Every personal injury lawyer knows that having “good damages” in a case is as important as having “good liability.” This chapter examines the various components of damages that may be recovered in a persona injury action. The key concepts are:
- Actual injury required: In a negligence action, P must generally show that he suffered some sort of physical harm (so that he cannot recover damages if he suffered only mental harm with no physical symptoms, and cannot recover nominal damages). But once physical harm has been proven, a variety of damages may be recovered, including the value of any loss of bodily functions, out-of-pocket economic losses, pain and suffering, “hedonistic” damages, and more.
- The collateral source rule: Under the “collateral source rule,” P is entitled to recover her out-of-pocket expenses, even if she was reimbursed for these losses by some third party (e.g., an insurance company).
- Mitigation: P has a “duty to mitigate.” That is, P cannot recover for any harm which, by the exercise of reasonable care, he could have avoided (e.g., any harm caused by P’s failure to seek prompt medical assistance). Some courts also deny P recovery where he fails to take advance safety precautions that worsen his injuries (e.g., he doesn’t wear a seat belt).
- Punitive damages: Punitive damages can be awarded to penalize a defendant whose conduct is peculiarly outrageous. In a negligence case, D’s conduct must generally be “reckless” or “willful and wanton.”
- Recovery by spouse or children: Most states allow the spouse, parent or child of an injured person to recover for the losses that they have suffered. (For instance, a spouse of the injured person may recover for loss of companionship or loss of sex; this is called “loss of consortium.”)

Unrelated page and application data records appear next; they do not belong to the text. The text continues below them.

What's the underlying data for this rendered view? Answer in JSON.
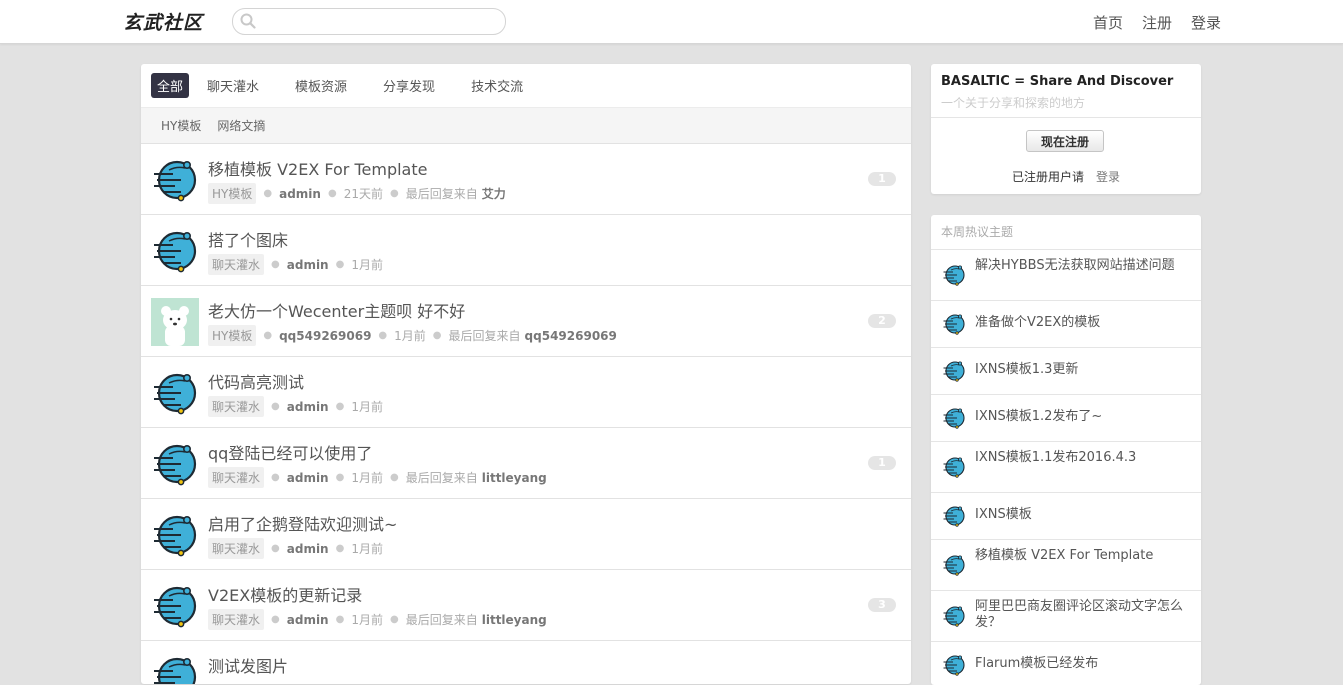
{
  "header": {
    "logo_text": "玄武社区",
    "search": {
      "value": "",
      "placeholder": ""
    },
    "nav": [
      "首页",
      "注册",
      "登录"
    ]
  },
  "tabs": [
    "全部",
    "聊天灌水",
    "模板资源",
    "分享发现",
    "技术交流"
  ],
  "active_tab": "全部",
  "subtabs": [
    "HY模板",
    "网络文摘"
  ],
  "topics": [
    {
      "title": "移植模板 V2EX For Template",
      "node": "HY模板",
      "author": "admin",
      "time": "21天前",
      "reply_label": "最后回复来自",
      "last_reply": "艾力",
      "count": "1",
      "avatar": "planet-icon"
    },
    {
      "title": "搭了个图床",
      "node": "聊天灌水",
      "author": "admin",
      "time": "1月前",
      "reply_label": "",
      "last_reply": "",
      "count": "",
      "avatar": "planet-icon"
    },
    {
      "title": "老大仿一个Wecenter主题呗 好不好",
      "node": "HY模板",
      "author": "qq549269069",
      "time": "1月前",
      "reply_label": "最后回复来自",
      "last_reply": "qq549269069",
      "count": "2",
      "avatar": "bear-avatar"
    },
    {
      "title": "代码高亮测试",
      "node": "聊天灌水",
      "author": "admin",
      "time": "1月前",
      "reply_label": "",
      "last_reply": "",
      "count": "",
      "avatar": "planet-icon"
    },
    {
      "title": "qq登陆已经可以使用了",
      "node": "聊天灌水",
      "author": "admin",
      "time": "1月前",
      "reply_label": "最后回复来自",
      "last_reply": "littleyang",
      "count": "1",
      "avatar": "planet-icon"
    },
    {
      "title": "启用了企鹅登陆欢迎测试~",
      "node": "聊天灌水",
      "author": "admin",
      "time": "1月前",
      "reply_label": "",
      "last_reply": "",
      "count": "",
      "avatar": "planet-icon"
    },
    {
      "title": "V2EX模板的更新记录",
      "node": "聊天灌水",
      "author": "admin",
      "time": "1月前",
      "reply_label": "最后回复来自",
      "last_reply": "littleyang",
      "count": "3",
      "avatar": "planet-icon"
    },
    {
      "title": "测试发图片",
      "node": "",
      "author": "",
      "time": "",
      "reply_label": "",
      "last_reply": "",
      "count": "",
      "avatar": "planet-icon"
    }
  ],
  "sidebar": {
    "site_title": "BASALTIC = Share And Discover",
    "site_subtitle": "一个关于分享和探索的地方",
    "register_button": "现在注册",
    "already_text": "已注册用户请",
    "login_link": "登录",
    "hot_title": "本周热议主题",
    "hot_topics": [
      "解决HYBBS无法获取网站描述问题",
      "准备做个V2EX的模板",
      "IXNS模板1.3更新",
      "IXNS模板1.2发布了~",
      "IXNS模板1.1发布2016.4.3",
      "IXNS模板",
      "移植模板 V2EX For Template",
      "阿里巴巴商友圈评论区滚动文字怎么发？",
      "Flarum模板已经发布"
    ]
  },
  "colors": {
    "accent_tab": "#333344",
    "planet": "#3fb0d8",
    "background": "#e2e2e2"
  }
}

- Wrongful death and survivor actions: Most states provide that when an accident victim dies, his estate may sue for those elements of damage that the victim himself could have sued for (a “survival” action); such actions typically include the decedent’s pain and suffering before death. Most states also have “wrongful death” statutes, which allow a defined group (typically the decedent’s spouse and children, or if she has none, her parents) to recover for the losses they have sustained by virtue of the decedent’s death.